Accordingly, there has been a notable uptick in alliance consultation and cooperation, including: the expansion in the size, scope, and type of alliance military exercises on and around the Korean Peninsula; more systematic and overt public communication about such exercises; deployment of U.S. strategic assets for the first time in years; and ramped up U.S.-South Korea-Japan trilateral cooperation as well. Furthermore, U.S. and South Korean defense and security officials have been meeting and communicating much more frequently. Restarting the Extended Deterrence Strategy and Consultation Group (EDSCG) is a prime example, even though, according to some South Korean observers, the United States was reluctant to restart it.
Moreover, South Korea’s Joint Chiefs of Staff Chairman General Kim Seung-kyum’s recent visit to Strategic Command (STRATCOM) is of note. In the early 2000s, the United States centralized its nuclear war planning in the newly created U.S. STRATCOM, moving it out of the geographic Combatant Commands. The short-term result at that time was that U.S. nuclear policy and planning was further removed from South Korea-U.S. dialogues. If the alliance’s public pronouncements are taken at face value, then such meetings may indicate increased efforts to actively cooperate in the deployment of U.S. strategic assets, joint drills, and the expansion of strategic dialogue.
Although South Korean defense and security officials were purportedly seeking – but did not get – a new nuclear planning group at last week’s SCM, the meeting did show a new level of focus and agreement on the need to tighten planning, consultation, and the discussion of continencies and options in the face of an increasingly unstable peninsular environment. Nevertheless, what matters most is how each side interprets those commitments and moves to implement them.
There are reasons to be skeptical. First, various alliance consultative mechanisms proliferated over the last decade, which were meant, in part, to enhance extended deterrence vis-à-vis North Korea and reassure Seoul regarding the credibility of that commitment. Instead, North Korea has steadily advanced its capabilities and been more brazen in its willingness to test the alliance. Meanwhile, Seoul’s doubts have only worsened. Put simply, the creation of deeper consultative mechanisms to strengthen extended deterrence got us to the point of needing more consultative mechanisms to further strengthen extended deterrence.

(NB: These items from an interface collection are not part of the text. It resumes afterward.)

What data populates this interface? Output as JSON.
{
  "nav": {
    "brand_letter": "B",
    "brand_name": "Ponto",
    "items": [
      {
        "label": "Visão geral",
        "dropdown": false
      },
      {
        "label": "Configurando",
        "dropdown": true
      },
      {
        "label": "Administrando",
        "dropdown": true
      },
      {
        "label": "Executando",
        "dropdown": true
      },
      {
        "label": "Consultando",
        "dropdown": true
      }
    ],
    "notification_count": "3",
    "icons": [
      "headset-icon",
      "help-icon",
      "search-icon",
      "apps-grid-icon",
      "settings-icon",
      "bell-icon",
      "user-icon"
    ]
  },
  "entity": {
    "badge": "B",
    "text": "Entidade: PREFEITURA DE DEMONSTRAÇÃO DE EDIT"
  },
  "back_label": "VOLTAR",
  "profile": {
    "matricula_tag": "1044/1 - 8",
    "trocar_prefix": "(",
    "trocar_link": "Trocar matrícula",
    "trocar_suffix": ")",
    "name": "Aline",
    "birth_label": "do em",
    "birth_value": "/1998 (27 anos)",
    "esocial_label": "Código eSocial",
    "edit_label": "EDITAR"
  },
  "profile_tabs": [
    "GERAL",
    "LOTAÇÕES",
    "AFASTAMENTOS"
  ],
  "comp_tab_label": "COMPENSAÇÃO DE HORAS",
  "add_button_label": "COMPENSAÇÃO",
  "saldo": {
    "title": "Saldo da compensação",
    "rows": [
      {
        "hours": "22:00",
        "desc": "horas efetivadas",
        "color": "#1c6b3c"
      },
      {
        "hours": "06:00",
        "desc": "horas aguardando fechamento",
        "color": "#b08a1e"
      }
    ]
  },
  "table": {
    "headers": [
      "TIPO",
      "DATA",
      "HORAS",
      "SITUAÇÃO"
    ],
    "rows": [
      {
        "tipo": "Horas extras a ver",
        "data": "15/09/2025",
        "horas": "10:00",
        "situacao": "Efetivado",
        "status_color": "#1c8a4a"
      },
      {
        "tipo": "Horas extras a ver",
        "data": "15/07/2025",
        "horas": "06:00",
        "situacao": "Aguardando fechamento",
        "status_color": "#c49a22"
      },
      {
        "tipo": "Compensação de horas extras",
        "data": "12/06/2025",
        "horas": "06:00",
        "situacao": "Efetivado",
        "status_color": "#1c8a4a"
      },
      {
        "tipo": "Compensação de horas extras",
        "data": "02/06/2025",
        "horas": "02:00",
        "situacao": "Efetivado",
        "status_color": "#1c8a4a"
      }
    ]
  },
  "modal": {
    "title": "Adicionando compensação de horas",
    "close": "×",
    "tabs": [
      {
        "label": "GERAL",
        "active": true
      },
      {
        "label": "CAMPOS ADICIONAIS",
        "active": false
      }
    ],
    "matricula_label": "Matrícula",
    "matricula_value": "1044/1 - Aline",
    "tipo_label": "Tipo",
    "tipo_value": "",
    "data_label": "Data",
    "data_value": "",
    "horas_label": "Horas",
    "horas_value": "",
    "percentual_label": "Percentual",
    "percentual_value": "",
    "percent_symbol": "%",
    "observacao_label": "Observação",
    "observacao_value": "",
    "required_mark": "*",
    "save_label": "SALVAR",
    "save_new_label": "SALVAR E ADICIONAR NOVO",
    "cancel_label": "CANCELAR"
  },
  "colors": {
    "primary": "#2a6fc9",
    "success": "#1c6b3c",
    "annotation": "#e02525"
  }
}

Second, we cannot divorce these developments from the broader political context. The alliance was profoundly damaged by four years under President Donald Trump. The recent uptick in alliance consultation does not change that fact. Trump supported the idea of South Korea (and Japan) getting its own nuclear weapons while simultaneously denigrating the alliance. By all indications, Trump is on the verge of announcing his candidacy for 2024. Even if we assume the recent pronouncements at the SCM indeed mark a fundamental change in the level and depth of alliance consultation, how would they hold up during a second Trump administration?
Currently, the alliance uses measures and messaging that, by all appearances, not only lack credibility in Pyongyang’s eyes but also provides it the justification it needs to execute its own tit-for-tat retaliatory measures. With self-defense increasingly framed in terms of preemption by both Seoul and Pyongyang and former South Korean commanders openly promoting development of Seoul’s nuclear latency, there is an increasing risk of misperception, miscalculation, and sudden escalation. Under these circumstances, continuing to mouth truisms simply won’t do.